Dr Google – new rhythm of communication in the healthcare sector
Blog - Nov 12, 2019
How did our grandparents take care of their health? What an MD said, from one control to another – that was pretty much all. Plus, when they came across an MD at a saint’s day celebration – they would not leave them alone that easily. Little literature research, reading, self-education.
How do we take care of our health? When was the last time you didn’t get some info on a health issue online, check your symptoms, potential solutions and treatments and what an MD said after a daily round? Back in 1995 or 1996?
As in all areas of our life, the digital era has changed dynamics of communication in relation to health as well. Looking for medical advice and information is the third most popular online activity (after sex and gambling).
As much as 80 percent of the Internet users search the web for medical information, namely use services of the most popular MD in the world: Dr Google.
Is all the information the same?
Everyone can communicate today. However, communicating about health is not the same as designing an ad for trainers or being engaged in a public debate about whether your iPhone is more awesome than your little sister’s Samsung. Such information is more sensitive by its inherent nature, be it a personal opinion, public campaign or simple advertising of healthcare services and products.
Although the pharmaceutical and hospital industry and academy, for instance, are quite cautious about the type of information they communicate in public, (do’s and don’ts which we all in the industry know very well), there’s still a myriad of sources of information that are uncontrollable. Often very practical and useful at first glance, the information from “non-credible” sources such as blogs, personal websites, non-accredited associations, etc., may pose a serious health risk.
In the digital era, everyone has become much more responsible for their health than before and therefore it is important whom we trust. A golden rule is still that we trust the sources related to relevant medical or academic centres more.
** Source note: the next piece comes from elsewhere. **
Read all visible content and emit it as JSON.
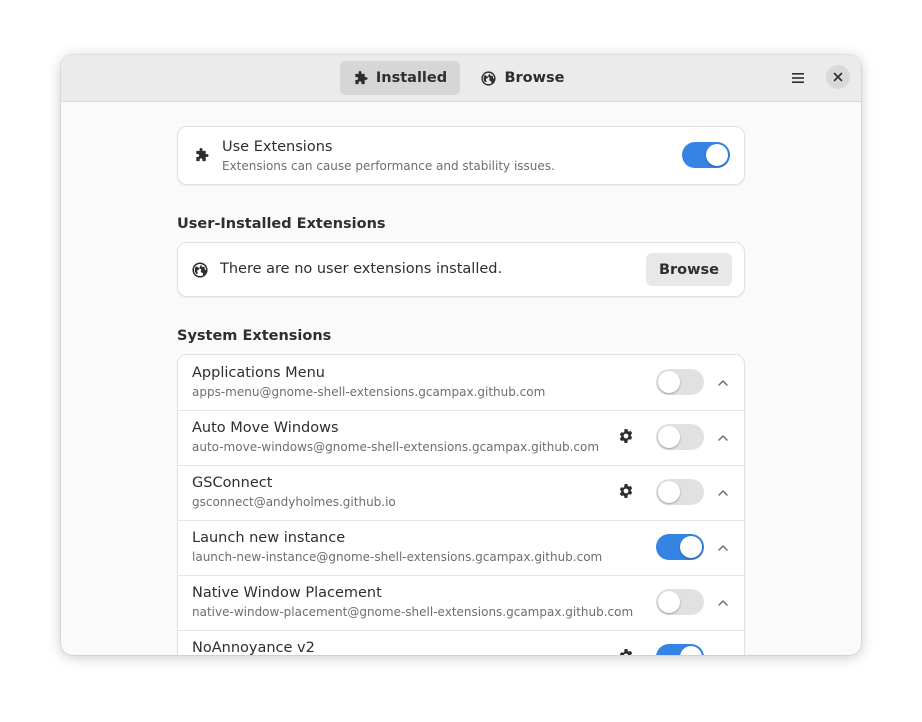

SoMe are excellent platforms primarily for communication among patients and exchange of experience.
Today, there is a plethora of patient groups, especially on FB. Some are independent, others are actually handled by various industries, but they have one thing in common – due to sensibility of information, very often users do not go too deep in their comments. Because it’s not a problem to brag about your phone, but fewer people will start a discussion on how they cope with haemorrhoids. Even though they’re anonymous.
Regardless of the fact that users engage less in sensitive topics (fewer comments) and that discussions very often turn into sharing frustrations, the significance of this channel of communication in the healthcare sector has been growing steadily and represents a “must have” in any serious communication planning.
Big data – a horrifying term or reality?
In addition to the fact that big data has become one of the most used “10-dollar words”, the fastest and the most voluminous information flow in the history has been setting new game rules and benchmarks on a daily basis.
Big data in a sense of sharing our daily health parameters, such are measuring blood pressure 24/7 using a watch, have an enormous potential for further advancement of medicine. But big data are also millions of unrelated e-medical records, hyper-production of apps monitoring trivia such as nail pain, wearables collecting information which, in most cases, is still not used on the global level.
Channels communicating the information about health of all of us are becoming increasingly complex. Digital communications have established outstanding conditions for improving health and quality of life, but we’re still not using their full potential.
A lot of information remains “lost in translation”, so it’s up to us to choose whom, how much and when we trust. And for whatever isn’t clear, we will ask our MDs made of flesh and blood. While they still exist.